*** EXTRACTED INFORMATION

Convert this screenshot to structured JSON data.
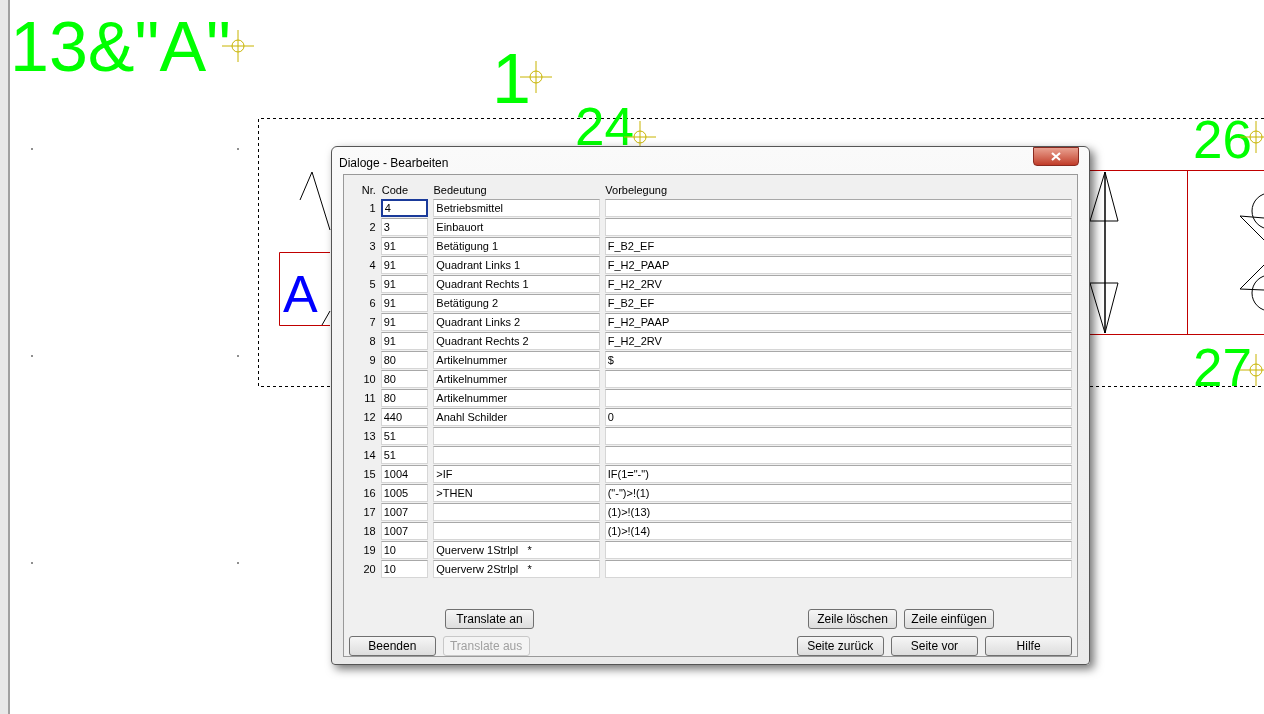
{
  "canvas": {
    "labels": [
      {
        "text": "13&\"A\"",
        "kind": "green"
      },
      {
        "text": "1",
        "kind": "green"
      },
      {
        "text": "24",
        "kind": "green"
      },
      {
        "text": "26",
        "kind": "green"
      },
      {
        "text": "27",
        "kind": "green"
      },
      {
        "text": "A",
        "kind": "blue"
      }
    ]
  },
  "dialog": {
    "title": "Dialoge - Bearbeiten",
    "columns": [
      "Nr.",
      "Code",
      "Bedeutung",
      "Vorbelegung"
    ],
    "rows": [
      {
        "nr": "1",
        "code": "4",
        "bedeutung": "Betriebsmittel",
        "vorbelegung": "",
        "focused": true
      },
      {
        "nr": "2",
        "code": "3",
        "bedeutung": "Einbauort",
        "vorbelegung": "",
        "focused": false
      },
      {
        "nr": "3",
        "code": "91",
        "bedeutung": "Betätigung 1",
        "vorbelegung": "F_B2_EF",
        "focused": false
      },
      {
        "nr": "4",
        "code": "91",
        "bedeutung": "Quadrant Links 1",
        "vorbelegung": "F_H2_PAAP",
        "focused": false
      },
      {
        "nr": "5",
        "code": "91",
        "bedeutung": "Quadrant Rechts 1",
        "vorbelegung": "F_H2_2RV",
        "focused": false
      },
      {
        "nr": "6",
        "code": "91",
        "bedeutung": "Betätigung 2",
        "vorbelegung": "F_B2_EF",
        "focused": false
      },
      {
        "nr": "7",
        "code": "91",
        "bedeutung": "Quadrant Links 2",
        "vorbelegung": "F_H2_PAAP",
        "focused": false
      },
      {
        "nr": "8",
        "code": "91",
        "bedeutung": "Quadrant Rechts 2",
        "vorbelegung": "F_H2_2RV",
        "focused": false
      },
      {
        "nr": "9",
        "code": "80",
        "bedeutung": "Artikelnummer",
        "vorbelegung": "$",
        "focused": false
      },
      {
        "nr": "10",
        "code": "80",
        "bedeutung": "Artikelnummer",
        "vorbelegung": "",
        "focused": false
      },
      {
        "nr": "11",
        "code": "80",
        "bedeutung": "Artikelnummer",
        "vorbelegung": "",
        "focused": false
      },
      {
        "nr": "12",
        "code": "440",
        "bedeutung": "Anahl Schilder",
        "vorbelegung": "0",
        "focused": false
      },
      {
        "nr": "13",
        "code": "51",
        "bedeutung": "",
        "vorbelegung": "",
        "focused": false
      },
      {
        "nr": "14",
        "code": "51",
        "bedeutung": "",
        "vorbelegung": "",
        "focused": false
      },
      {
        "nr": "15",
        "code": "1004",
        "bedeutung": ">IF",
        "vorbelegung": "IF(1=\"-\")",
        "focused": false
      },
      {
        "nr": "16",
        "code": "1005",
        "bedeutung": ">THEN",
        "vorbelegung": "(\"-\")>!(1)",
        "focused": false
      },
      {
        "nr": "17",
        "code": "1007",
        "bedeutung": "",
        "vorbelegung": "(1)>!(13)",
        "focused": false
      },
      {
        "nr": "18",
        "code": "1007",
        "bedeutung": "",
        "vorbelegung": "(1)>!(14)",
        "focused": false
      },
      {
        "nr": "19",
        "code": "10",
        "bedeutung": "Querverw 1Strlpl   *",
        "vorbelegung": "",
        "focused": false
      },
      {
        "nr": "20",
        "code": "10",
        "bedeutung": "Querverw 2Strlpl   *",
        "vorbelegung": "",
        "focused": false
      }
    ],
    "buttons": [
      {
        "label": "Translate an",
        "disabled": false
      },
      {
        "label": "Zeile löschen",
        "disabled": false
      },
      {
        "label": "Zeile einfügen",
        "disabled": false
      },
      {
        "label": "Beenden",
        "disabled": false
      },
      {
        "label": "Translate aus",
        "disabled": true
      },
      {
        "label": "Seite zurück",
        "disabled": false
      },
      {
        "label": "Seite vor",
        "disabled": false
      },
      {
        "label": "Hilfe",
        "disabled": false
      }
    ]
  }
}
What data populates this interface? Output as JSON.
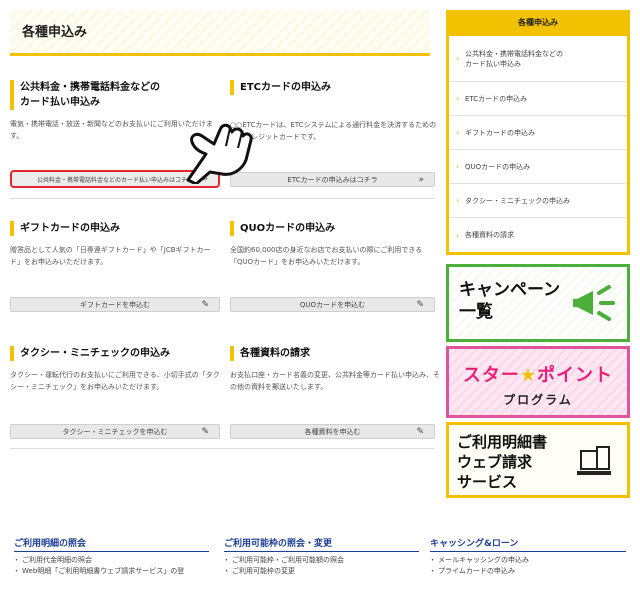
{
  "header": {
    "title": "各種申込み"
  },
  "cards": [
    {
      "title": "公共料金・携帯電話料金などの\nカード払い申込み",
      "desc": "電気・携帯電話・放送・新聞などのお支払いにご利用いただけます。",
      "button": "公共料金・携帯電話料金などのカード払い申込みはコチラ",
      "icon": "double-chevron-right"
    },
    {
      "title": "ETCカードの申込み",
      "desc": "○○ETCカードは、ETCシステムによる通行料金を決済するための専用クレジットカードです。",
      "button": "ETCカードの申込みはコチラ",
      "icon": "double-chevron-right"
    },
    {
      "title": "ギフトカードの申込み",
      "desc": "贈答品として人気の「日専連ギフトカード」や「JCBギフトカード」をお申込みいただけます。",
      "button": "ギフトカードを申込む",
      "icon": "pencil-square"
    },
    {
      "title": "QUOカードの申込み",
      "desc": "全国約60,000店の身近なお店でお支払いの際にご利用できる「QUOカード」をお申込みいただけます。",
      "button": "QUOカードを申込む",
      "icon": "pencil-square"
    },
    {
      "title": "タクシー・ミニチェックの申込み",
      "desc": "タクシー・運転代行のお支払いにご利用できる、小切手式の「タクシー・ミニチェック」をお申込みいただけます。",
      "button": "タクシー・ミニチェックを申込む",
      "icon": "pencil-square"
    },
    {
      "title": "各種資料の請求",
      "desc": "お支払口座・カード名義の変更、公共料金等カード払い申込み、その他の資料を郵送いたします。",
      "button": "各種資料を申込む",
      "icon": "pencil-square"
    }
  ],
  "sidebar": {
    "title": "各種申込み",
    "items": [
      "公共料金・携帯電話料金などの\nカード払い申込み",
      "ETCカードの申込み",
      "ギフトカードの申込み",
      "QUOカードの申込み",
      "タクシー・ミニチェックの申込み",
      "各種資料の請求"
    ]
  },
  "banners": {
    "campaign": "キャンペーン\n一覧",
    "star_point_line1_a": "スター",
    "star_point_line1_b": "ポイント",
    "star_point_line2": "プログラム",
    "web_statement": "ご利用明細書\nウェブ請求\nサービス"
  },
  "footer": [
    {
      "title": "ご利用明細の照会",
      "items": [
        "ご利用代金明細の照会",
        "Web明細「ご利用明細書ウェブ請求サービス」の登"
      ]
    },
    {
      "title": "ご利用可能枠の照会・変更",
      "items": [
        "ご利用可能枠・ご利用可能額の照会",
        "ご利用可能枠の変更"
      ]
    },
    {
      "title": "キャッシング&ローン",
      "items": [
        "メールキャッシングの申込み",
        "プライムカードの申込み"
      ]
    }
  ],
  "colors": {
    "accent": "#f2c200",
    "highlight": "#e3262e",
    "link": "#1c3f94",
    "green": "#4caf3a",
    "pink": "#e0559a"
  }
}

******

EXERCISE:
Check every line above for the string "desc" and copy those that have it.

TASK RESPONSE:
      "desc": "電気・携帯電話・放送・新聞などのお支払いにご利用いただけます。",
      "desc": "○○ETCカードは、ETCシステムによる通行料金を決済するための専用クレジットカードです。",
      "desc": "贈答品として人気の「日専連ギフトカード」や「JCBギフトカード」をお申込みいただけます。",
      "desc": "全国約60,000店の身近なお店でお支払いの際にご利用できる「QUOカード」をお申込みいただけます。",
      "desc": "タクシー・運転代行のお支払いにご利用できる、小切手式の「タクシー・ミニチェック」をお申込みいただけます。",
      "desc": "お支払口座・カード名義の変更、公共料金等カード払い申込み、その他の資料を郵送いたします。",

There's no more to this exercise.